Being a Fidgety Person Can Save You a few Years of Life

Being a Fidgety Person Can Save You a few Years of Life

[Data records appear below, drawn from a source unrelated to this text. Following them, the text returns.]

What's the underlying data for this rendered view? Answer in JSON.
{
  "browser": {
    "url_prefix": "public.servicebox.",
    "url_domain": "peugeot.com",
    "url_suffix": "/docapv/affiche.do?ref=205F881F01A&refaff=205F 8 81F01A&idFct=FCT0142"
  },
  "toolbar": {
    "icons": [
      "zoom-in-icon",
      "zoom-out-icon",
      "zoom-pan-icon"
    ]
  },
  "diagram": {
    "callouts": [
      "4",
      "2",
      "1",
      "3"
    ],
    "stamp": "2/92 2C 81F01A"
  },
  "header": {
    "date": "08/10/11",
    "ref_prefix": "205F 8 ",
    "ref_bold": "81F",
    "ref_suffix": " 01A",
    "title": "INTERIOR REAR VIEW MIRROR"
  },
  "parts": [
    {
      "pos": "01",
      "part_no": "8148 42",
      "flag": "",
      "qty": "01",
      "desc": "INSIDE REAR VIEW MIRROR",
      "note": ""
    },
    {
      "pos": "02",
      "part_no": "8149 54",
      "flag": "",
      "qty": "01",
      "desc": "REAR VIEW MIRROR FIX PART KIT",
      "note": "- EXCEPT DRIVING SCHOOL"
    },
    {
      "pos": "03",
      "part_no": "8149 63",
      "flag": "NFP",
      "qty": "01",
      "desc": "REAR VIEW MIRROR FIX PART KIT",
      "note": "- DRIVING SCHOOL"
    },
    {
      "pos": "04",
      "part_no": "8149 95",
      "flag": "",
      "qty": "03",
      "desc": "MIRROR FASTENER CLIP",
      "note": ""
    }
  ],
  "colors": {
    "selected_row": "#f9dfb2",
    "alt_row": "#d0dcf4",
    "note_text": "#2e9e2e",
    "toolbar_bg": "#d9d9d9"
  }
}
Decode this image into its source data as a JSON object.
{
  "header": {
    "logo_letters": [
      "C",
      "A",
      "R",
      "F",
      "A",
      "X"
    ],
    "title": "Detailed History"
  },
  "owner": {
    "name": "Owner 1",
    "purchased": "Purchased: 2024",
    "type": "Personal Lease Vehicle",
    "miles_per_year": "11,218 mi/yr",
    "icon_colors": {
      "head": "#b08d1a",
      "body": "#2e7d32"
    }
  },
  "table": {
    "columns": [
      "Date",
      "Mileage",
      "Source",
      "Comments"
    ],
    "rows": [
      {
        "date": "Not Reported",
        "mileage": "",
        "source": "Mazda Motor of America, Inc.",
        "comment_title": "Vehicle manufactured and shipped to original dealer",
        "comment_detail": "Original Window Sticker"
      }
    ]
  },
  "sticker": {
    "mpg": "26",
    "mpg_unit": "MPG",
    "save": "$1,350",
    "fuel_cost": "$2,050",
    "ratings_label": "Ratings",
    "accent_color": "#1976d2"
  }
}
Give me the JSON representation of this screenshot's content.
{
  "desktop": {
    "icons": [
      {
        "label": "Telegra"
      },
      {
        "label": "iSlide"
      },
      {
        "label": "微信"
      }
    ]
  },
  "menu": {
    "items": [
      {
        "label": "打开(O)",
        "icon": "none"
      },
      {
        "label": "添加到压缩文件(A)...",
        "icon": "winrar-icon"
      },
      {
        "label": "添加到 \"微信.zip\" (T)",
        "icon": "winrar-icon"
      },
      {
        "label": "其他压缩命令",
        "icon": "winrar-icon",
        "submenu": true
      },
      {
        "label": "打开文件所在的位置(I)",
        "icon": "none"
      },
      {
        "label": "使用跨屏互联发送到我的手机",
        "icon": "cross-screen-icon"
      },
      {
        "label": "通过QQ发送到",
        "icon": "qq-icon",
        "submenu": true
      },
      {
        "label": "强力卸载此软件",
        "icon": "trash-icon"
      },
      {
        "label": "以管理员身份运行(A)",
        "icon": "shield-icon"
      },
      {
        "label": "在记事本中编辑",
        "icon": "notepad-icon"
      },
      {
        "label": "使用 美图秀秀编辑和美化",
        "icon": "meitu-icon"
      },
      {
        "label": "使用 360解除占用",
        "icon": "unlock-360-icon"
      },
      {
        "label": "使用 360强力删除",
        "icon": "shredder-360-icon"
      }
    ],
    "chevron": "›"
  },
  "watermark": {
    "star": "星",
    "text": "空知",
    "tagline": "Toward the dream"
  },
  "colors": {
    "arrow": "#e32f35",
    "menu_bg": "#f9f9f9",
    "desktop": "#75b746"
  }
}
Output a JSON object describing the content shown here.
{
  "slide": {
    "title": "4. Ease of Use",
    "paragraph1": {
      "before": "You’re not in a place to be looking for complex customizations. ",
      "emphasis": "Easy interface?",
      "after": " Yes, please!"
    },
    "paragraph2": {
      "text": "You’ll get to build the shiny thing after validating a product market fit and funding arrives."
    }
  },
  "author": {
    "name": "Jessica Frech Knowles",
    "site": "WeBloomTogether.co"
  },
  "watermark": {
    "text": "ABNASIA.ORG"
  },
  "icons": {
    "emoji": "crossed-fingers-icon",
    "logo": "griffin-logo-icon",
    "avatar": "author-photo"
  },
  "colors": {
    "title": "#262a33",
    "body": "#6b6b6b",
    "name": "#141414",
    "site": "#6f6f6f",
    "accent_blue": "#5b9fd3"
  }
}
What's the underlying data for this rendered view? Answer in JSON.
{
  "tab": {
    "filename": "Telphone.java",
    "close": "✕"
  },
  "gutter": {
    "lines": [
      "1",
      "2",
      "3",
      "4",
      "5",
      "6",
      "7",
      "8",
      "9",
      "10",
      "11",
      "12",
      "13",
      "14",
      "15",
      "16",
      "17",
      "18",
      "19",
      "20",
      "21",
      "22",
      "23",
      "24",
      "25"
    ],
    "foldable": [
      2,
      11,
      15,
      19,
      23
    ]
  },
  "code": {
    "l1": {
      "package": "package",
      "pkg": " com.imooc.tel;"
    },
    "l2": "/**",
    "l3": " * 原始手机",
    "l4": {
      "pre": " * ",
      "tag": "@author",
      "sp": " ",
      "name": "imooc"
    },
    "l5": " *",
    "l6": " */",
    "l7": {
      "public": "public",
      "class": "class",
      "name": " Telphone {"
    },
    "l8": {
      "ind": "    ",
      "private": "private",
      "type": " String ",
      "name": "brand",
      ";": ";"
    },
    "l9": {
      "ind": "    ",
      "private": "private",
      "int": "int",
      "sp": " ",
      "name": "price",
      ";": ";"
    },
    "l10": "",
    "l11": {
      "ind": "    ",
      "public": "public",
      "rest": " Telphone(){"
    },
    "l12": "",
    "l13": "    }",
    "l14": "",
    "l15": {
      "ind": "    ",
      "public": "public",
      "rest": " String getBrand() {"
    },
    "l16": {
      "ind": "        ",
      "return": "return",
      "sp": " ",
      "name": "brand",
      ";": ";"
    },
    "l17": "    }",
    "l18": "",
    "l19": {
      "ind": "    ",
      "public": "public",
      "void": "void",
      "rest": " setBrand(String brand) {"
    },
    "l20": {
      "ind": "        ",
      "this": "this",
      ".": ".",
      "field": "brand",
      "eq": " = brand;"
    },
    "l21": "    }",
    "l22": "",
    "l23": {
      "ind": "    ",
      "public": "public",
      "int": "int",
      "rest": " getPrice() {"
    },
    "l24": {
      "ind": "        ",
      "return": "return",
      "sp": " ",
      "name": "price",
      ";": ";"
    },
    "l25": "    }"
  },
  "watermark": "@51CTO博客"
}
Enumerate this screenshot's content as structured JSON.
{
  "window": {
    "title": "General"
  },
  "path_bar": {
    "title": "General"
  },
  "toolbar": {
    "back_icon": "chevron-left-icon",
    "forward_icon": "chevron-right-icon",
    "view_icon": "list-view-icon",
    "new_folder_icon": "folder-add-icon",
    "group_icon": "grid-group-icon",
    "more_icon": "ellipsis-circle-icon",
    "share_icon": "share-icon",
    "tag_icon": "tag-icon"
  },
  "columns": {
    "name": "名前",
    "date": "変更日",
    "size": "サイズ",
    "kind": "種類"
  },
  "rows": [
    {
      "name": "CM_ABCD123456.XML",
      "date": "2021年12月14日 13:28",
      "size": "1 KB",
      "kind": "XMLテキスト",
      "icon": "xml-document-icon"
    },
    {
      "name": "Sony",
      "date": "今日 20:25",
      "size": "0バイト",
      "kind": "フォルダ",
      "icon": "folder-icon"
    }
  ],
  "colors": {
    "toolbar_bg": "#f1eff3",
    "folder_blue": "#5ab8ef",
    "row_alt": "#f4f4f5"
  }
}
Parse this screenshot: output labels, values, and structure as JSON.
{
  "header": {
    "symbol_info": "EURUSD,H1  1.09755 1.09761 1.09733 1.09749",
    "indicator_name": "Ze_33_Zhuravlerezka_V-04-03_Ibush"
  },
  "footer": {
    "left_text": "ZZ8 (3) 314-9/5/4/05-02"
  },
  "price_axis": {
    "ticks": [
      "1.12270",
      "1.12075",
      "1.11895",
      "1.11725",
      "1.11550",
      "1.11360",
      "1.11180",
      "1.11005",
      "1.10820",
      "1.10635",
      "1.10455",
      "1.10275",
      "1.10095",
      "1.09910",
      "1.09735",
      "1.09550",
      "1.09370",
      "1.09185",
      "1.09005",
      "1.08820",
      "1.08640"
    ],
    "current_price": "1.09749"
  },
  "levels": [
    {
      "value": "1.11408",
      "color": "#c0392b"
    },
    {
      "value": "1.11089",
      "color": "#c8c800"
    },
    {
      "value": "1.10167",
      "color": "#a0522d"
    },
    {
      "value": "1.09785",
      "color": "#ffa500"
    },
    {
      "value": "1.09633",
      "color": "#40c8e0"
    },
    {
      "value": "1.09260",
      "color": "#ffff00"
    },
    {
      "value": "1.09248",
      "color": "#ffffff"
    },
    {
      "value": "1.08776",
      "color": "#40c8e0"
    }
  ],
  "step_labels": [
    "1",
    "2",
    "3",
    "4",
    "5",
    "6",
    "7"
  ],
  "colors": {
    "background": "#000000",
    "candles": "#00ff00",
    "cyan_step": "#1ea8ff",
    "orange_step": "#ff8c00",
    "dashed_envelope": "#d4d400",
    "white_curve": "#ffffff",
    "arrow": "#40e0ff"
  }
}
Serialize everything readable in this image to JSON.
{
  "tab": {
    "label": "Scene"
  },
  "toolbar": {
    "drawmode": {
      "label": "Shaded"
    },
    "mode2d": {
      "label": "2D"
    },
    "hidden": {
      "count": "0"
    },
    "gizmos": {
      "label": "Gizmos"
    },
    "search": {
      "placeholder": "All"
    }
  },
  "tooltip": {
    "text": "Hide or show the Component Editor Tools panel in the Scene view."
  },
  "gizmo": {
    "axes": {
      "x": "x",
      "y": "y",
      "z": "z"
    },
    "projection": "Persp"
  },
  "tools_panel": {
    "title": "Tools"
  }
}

Previous discoveries have proven that sitting down for long periods of time can shorten your life span, however new research finds a simple but strange solution that may assist in getting those years back.
 
According to the new research, fidgeting could help counteract the effects of the negative health impacts from being seated for prolonged periods of time.
 
A large scale study based on the health and diet of women who sat down for long periods of time and identified themselves as occasional fidgeters, ran a higher risk of mortality. However, those women who identified themselves as very fidgety people saw little or no health risk from prolonged seating’s.
 
Given that many adults can spend the majority of their days sitting, fidgeting may represent just enough physical exertion to counteract the known health risks of extended periods of sedentary activity.
 
The findings may sound odd to anyone who tends to associate fidgeting with nervous behaviour.
 
“While further research is needed, the findings raise questions about whether the negative associations with fidgeting, such as rudeness or lack of concentration, should persist if such simple movements are beneficial for our health,” co-author Janet Cade said in a statement.
 
So how bad is sitting exactly? Is it so terrible that it’s worth risking looking a little awkward?
 
Sitting has frequently been referred to as the new smoking in terms of how it can affect the body over time. Long periods of sitting can lead to obesity and metabolic syndrome. It can also mean to increase risk of death from cardiovascular disease and cancer. In fact, one study even found extended sedentary periods meant a nearly 50 percent increase of risk of death from any natural cause.
 
Given that we spend years in school sitting at our desks often followed by decades in an office planted in front of computer screens for at least eight hours a day, extended periods of sitting are seemingly unavoidable.